What is a Hijab?

Saturday is a day to celebrate unity through diversity on World Hijab Day


Mawaddah Aminou, staff writer

Following the tragic events that happened on 9/11, many Muslims faced lots of backlash and hate for a crime they didn’t commit. Though the events affected everyone, Muslims got a lot of hate, especially the women, who were targeted because of their hijab. One New Yorker decided it was time to take a stand and now, February 1 is World Hijab Day. 

Growing up in the Bronx, Nazma Khan, World Hijab Day’s founder, had already experienced lots of discrimination for wresrung her hijab. That discrimination heightened after 9/11.

 She started getting called Osama bin Laden and terrorist. She decided that the only way to combat this hate and to express her right to wear her hijab was to ask other women around the world to ban together and support her cause. She got responses from 67 different countries within eight days, all from different religious backgrounds (Muslims, Christians, Buddhists, etc.).

The first World Hijab Day was Feb. 1, 2013 and has been celebrated every year since.

“Hijab” means “curtain” or “partition,” not “headscarf.” The Koran uses forms of the words “khimar” and “jilbab,” but not “hijab,” when describing women’s dress. “Khimar” means “cover” and corresponds to what we would call a scarf; “jilbab” is an outer garment.

“Hijab” has become a common way of describing a Muslim woman’s head covering, but sharia rules on modesty are about more than covering one’s hair — they deal with a range of attire and conduct, applicable to both men and women, intended to protect interactions between men and women from sexual innuendo.

 It’s not necessarily offensive to use “hijab” as a synonym for “headscarf.” (It’s a lot closer than other terms, as long as you say “wearing hijab” rather than “wearing a/the hijab.”) But either way, fixating on one piece of cloth misses the point of sharia’s holistic rules for modest behavior.

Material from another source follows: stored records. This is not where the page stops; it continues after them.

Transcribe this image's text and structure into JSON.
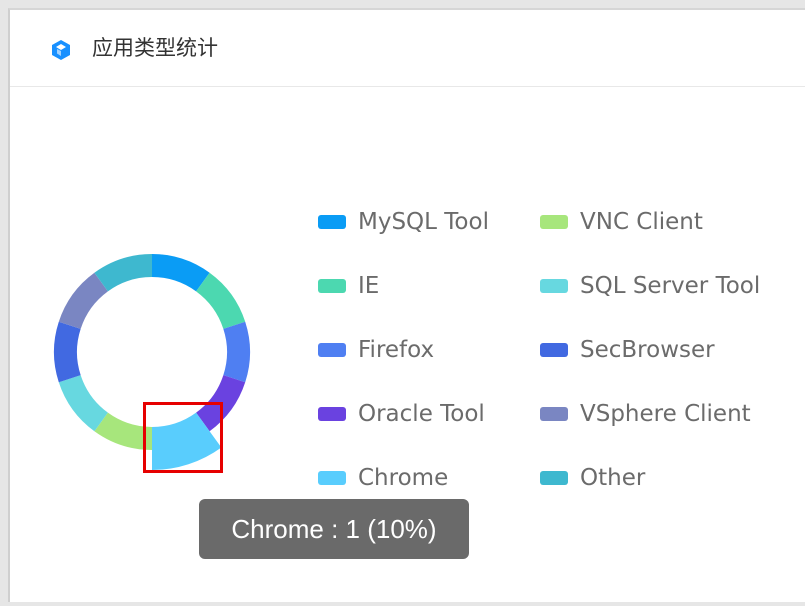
{
  "header": {
    "title": "应用类型统计",
    "icon": "cube-icon",
    "icon_color": "#1890ff"
  },
  "chart_data": {
    "type": "pie",
    "variant": "donut",
    "slices": [
      {
        "label": "MySQL Tool",
        "value": 1,
        "color": "#0a9cf5"
      },
      {
        "label": "IE",
        "value": 1,
        "color": "#4cd8b0"
      },
      {
        "label": "Firefox",
        "value": 1,
        "color": "#4f7ff2"
      },
      {
        "label": "Oracle Tool",
        "value": 1,
        "color": "#6a42e0"
      },
      {
        "label": "Chrome",
        "value": 1,
        "color": "#59cdfd"
      },
      {
        "label": "VNC Client",
        "value": 1,
        "color": "#a7e67c"
      },
      {
        "label": "SQL Server Tool",
        "value": 1,
        "color": "#67d8e0"
      },
      {
        "label": "SecBrowser",
        "value": 1,
        "color": "#4169e1"
      },
      {
        "label": "VSphere Client",
        "value": 1,
        "color": "#7a86c2"
      },
      {
        "label": "Other",
        "value": 1,
        "color": "#3eb8cf"
      }
    ],
    "highlighted": "Chrome",
    "legend_position": "right"
  },
  "legend": {
    "col1": [
      "MySQL Tool",
      "IE",
      "Firefox",
      "Oracle Tool",
      "Chrome"
    ],
    "col2": [
      "VNC Client",
      "SQL Server Tool",
      "SecBrowser",
      "VSphere Client",
      "Other"
    ]
  },
  "tooltip": {
    "text": "Chrome : 1 (10%)"
  }
}
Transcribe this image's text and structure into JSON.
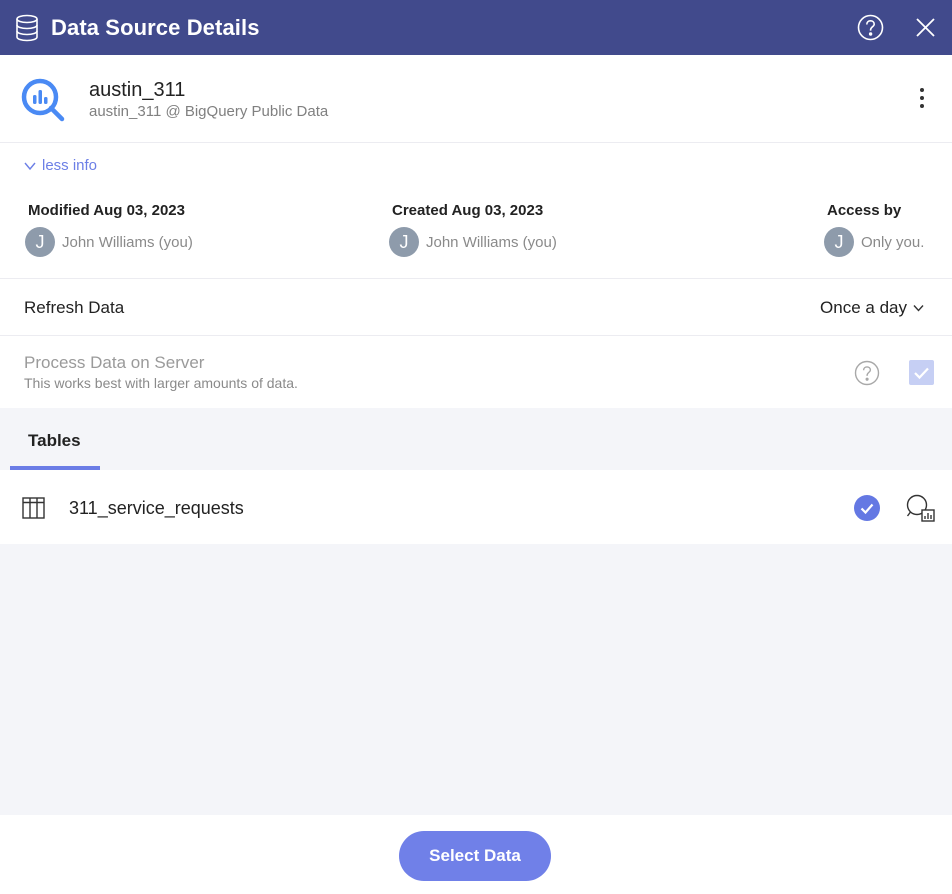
{
  "dialog": {
    "title": "Data Source Details"
  },
  "source": {
    "name": "austin_311",
    "subtitle": "austin_311 @ BigQuery Public Data"
  },
  "info": {
    "toggle_label": "less info",
    "modified": {
      "label": "Modified Aug 03, 2023",
      "avatar_initial": "J",
      "person": "John Williams (you)"
    },
    "created": {
      "label": "Created Aug 03, 2023",
      "avatar_initial": "J",
      "person": "John Williams (you)"
    },
    "access": {
      "label": "Access by",
      "avatar_initial": "J",
      "person": "Only you."
    }
  },
  "refresh": {
    "label": "Refresh Data",
    "value": "Once a day"
  },
  "process": {
    "label": "Process Data on Server",
    "description": "This works best with larger amounts of data.",
    "checked": true
  },
  "tabs": [
    {
      "label": "Tables",
      "active": true
    }
  ],
  "tables": [
    {
      "name": "311_service_requests",
      "selected": true
    }
  ],
  "footer": {
    "select_label": "Select Data"
  },
  "colors": {
    "titlebar": "#414a8c",
    "accent": "#6b7de6",
    "button": "#7080e8",
    "panel": "#f4f5f9"
  },
  "icons": {
    "title": "database-icon",
    "help": "help-circle-icon",
    "close": "close-icon",
    "source": "bigquery-icon",
    "more": "more-vertical-icon",
    "table": "table-icon",
    "selected": "check-circle-icon",
    "explore": "data-explore-icon"
  }
}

Innocent women get targeted just for wearing hijab. World Hijab Day’s mission is to fight the bigotry and discrimination that Muslim women who wear the hijab experience.